Soon I will be homeless again. Don’t worry; it is by choice that I am putting my things away in my studio and giving up my home and car to be a wanderer. This is my calling, to experience the earth without barriers. I plan to leave Santa Fe around January 7, and first go to Santa Barbara, California. My parents are finding life more difficult because of their age, and I want to live near them for a month. My brother also lives there and has been doing most of the managing for their concerns. I will offer my devoted time to help and support them in whatever transitions they are in.
Mid February I will go to South America. When I traveled around the world in 2008, I lived in nineteen countries but missed South America. To accomplish my goal of taking pictures of people from across our planet, I need to visit this important continent.
Before I left the USA in 2008, I thought about starting in Rio de Janeiro, during carnival. Rio has intrigued me, but also intimidated and frightened me. It is known as a brash, seething, violent, and sensual city. I am aware of those same qualities in myself and I have been reluctant finding out how strong they might be. So in 2008, I started my traveling in Belize.
This time, I am starting in Rio de Janeiro, during carnival when the city hosts the “biggest party on earth.” (See a video) I must experience this revelry and take a thousand pictures. Yes, there will be carnal self-expression that goes beyond modest tastes, but certainly a passionate fervor will also be present. Samba parades will proceed day and night, and for some participants it is the culmination of an entire year of preparation. I am not going to be merely an outsider, but throw myself in the pulse and feel the beat. It is the only way, for then I have stories to tell and pictures to show. If I were to moralize and hold myself to a higher calling, perhaps I would not go. But in the streets is fantastic beauty and surprise. It is life laid bare, my brotherhood, and I crave this. I do not try and tell people to live differently, but I love all and connect, and in this, good happens. (Here is another fun carnival video from 1955)

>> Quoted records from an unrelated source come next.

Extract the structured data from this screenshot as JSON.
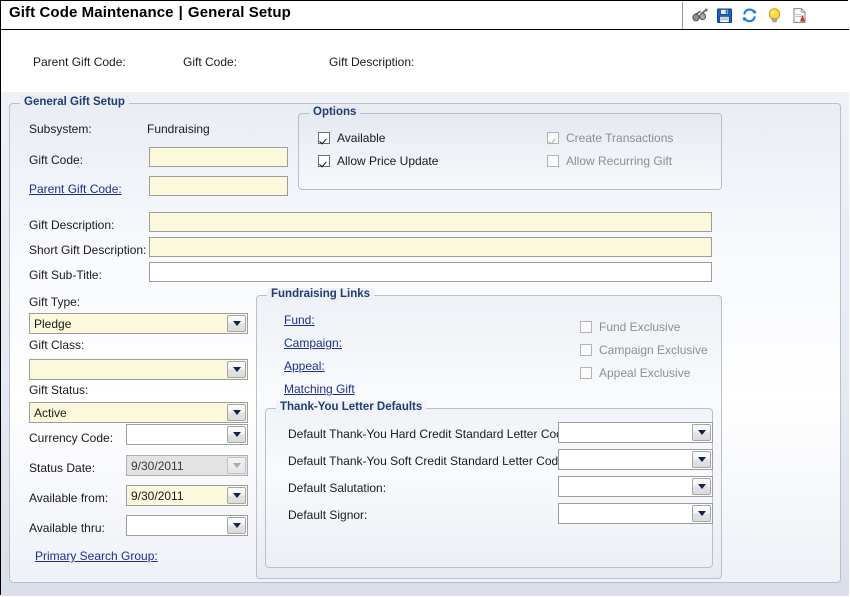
{
  "header": {
    "title_primary": "Gift Code Maintenance",
    "separator": "|",
    "title_secondary": "General Setup",
    "toolbar": [
      {
        "name": "binoculars-icon",
        "label": "Search"
      },
      {
        "name": "save-icon",
        "label": "Save"
      },
      {
        "name": "refresh-icon",
        "label": "Refresh"
      },
      {
        "name": "lightbulb-icon",
        "label": "Hints"
      },
      {
        "name": "report-icon",
        "label": "Report"
      }
    ]
  },
  "context_bar": {
    "parent_gift_code_label": "Parent Gift Code:",
    "gift_code_label": "Gift Code:",
    "gift_description_label": "Gift Description:",
    "parent_gift_code_value": "",
    "gift_code_value": "",
    "gift_description_value": ""
  },
  "general_gift_setup": {
    "legend": "General Gift Setup",
    "subsystem_label": "Subsystem:",
    "subsystem_value": "Fundraising",
    "gift_code_label": "Gift Code:",
    "gift_code_value": "",
    "parent_gift_code_label": "Parent Gift Code:",
    "parent_gift_code_value": "",
    "gift_description_label": "Gift Description:",
    "gift_description_value": "",
    "short_gift_description_label": "Short Gift Description:",
    "short_gift_description_value": "",
    "gift_sub_title_label": "Gift Sub-Title:",
    "gift_sub_title_value": "",
    "gift_type_label": "Gift Type:",
    "gift_type_value": "Pledge",
    "gift_class_label": "Gift Class:",
    "gift_class_value": "",
    "gift_status_label": "Gift Status:",
    "gift_status_value": "Active",
    "currency_code_label": "Currency Code:",
    "currency_code_value": "",
    "status_date_label": "Status Date:",
    "status_date_value": "9/30/2011",
    "available_from_label": "Available from:",
    "available_from_value": "9/30/2011",
    "available_thru_label": "Available thru:",
    "available_thru_value": "",
    "primary_search_group_label": "Primary Search Group:"
  },
  "options": {
    "legend": "Options",
    "items": [
      {
        "label": "Available",
        "checked": true,
        "disabled": false
      },
      {
        "label": "Allow Price Update",
        "checked": true,
        "disabled": false
      },
      {
        "label": "Create Transactions",
        "checked": true,
        "disabled": true
      },
      {
        "label": "Allow Recurring Gift",
        "checked": false,
        "disabled": true
      }
    ]
  },
  "fundraising_links": {
    "legend": "Fundraising Links",
    "links": [
      {
        "label": "Fund:"
      },
      {
        "label": "Campaign:"
      },
      {
        "label": "Appeal:"
      },
      {
        "label": "Matching Gift"
      }
    ],
    "exclusives": [
      {
        "label": "Fund Exclusive",
        "checked": false,
        "disabled": true
      },
      {
        "label": "Campaign Exclusive",
        "checked": false,
        "disabled": true
      },
      {
        "label": "Appeal Exclusive",
        "checked": false,
        "disabled": true
      }
    ]
  },
  "thank_you_letter_defaults": {
    "legend": "Thank-You Letter Defaults",
    "hard_credit_label": "Default Thank-You Hard Credit Standard Letter Code:",
    "hard_credit_value": "",
    "soft_credit_label": "Default Thank-You Soft Credit Standard Letter Code:",
    "soft_credit_value": "",
    "salutation_label": "Default Salutation:",
    "salutation_value": "",
    "signor_label": "Default Signor:",
    "signor_value": ""
  },
  "colors": {
    "required_field": "#fcf8dc",
    "link": "#1d2f8f",
    "legend": "#1f3d6e",
    "surface": "#e6eaf2",
    "disabled_text": "#8e8e8e"
  }
}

Certainly, my character is challenged while living free. For instance when I was in Istanbul, I became acquainted with a Muslim who befriended me and gave me a small Koran. He worked in a rug shop and spoke English. I prayed with him in a mosque and met his wife and little boy. We went to dinner together, and in the evening drove around in his car. I became incredulous when he began pimping. “Surely you don’t want to spend the night alone!” I said no, but he persisted many times. This stuff happens when I travel and keep open. But then, I simply stayed strong in my love, and in the end, my friend had to respect me and learned something of value besides. And I learned something too. We made each other think.
After Rio, I probably will go to Buenos Aires, then west to Santiago, Chile, north to Bolivia, and maybe Peru.
THE DREAM will take me, shelter and protect me, strip me of what is unnecessary and be my teacher.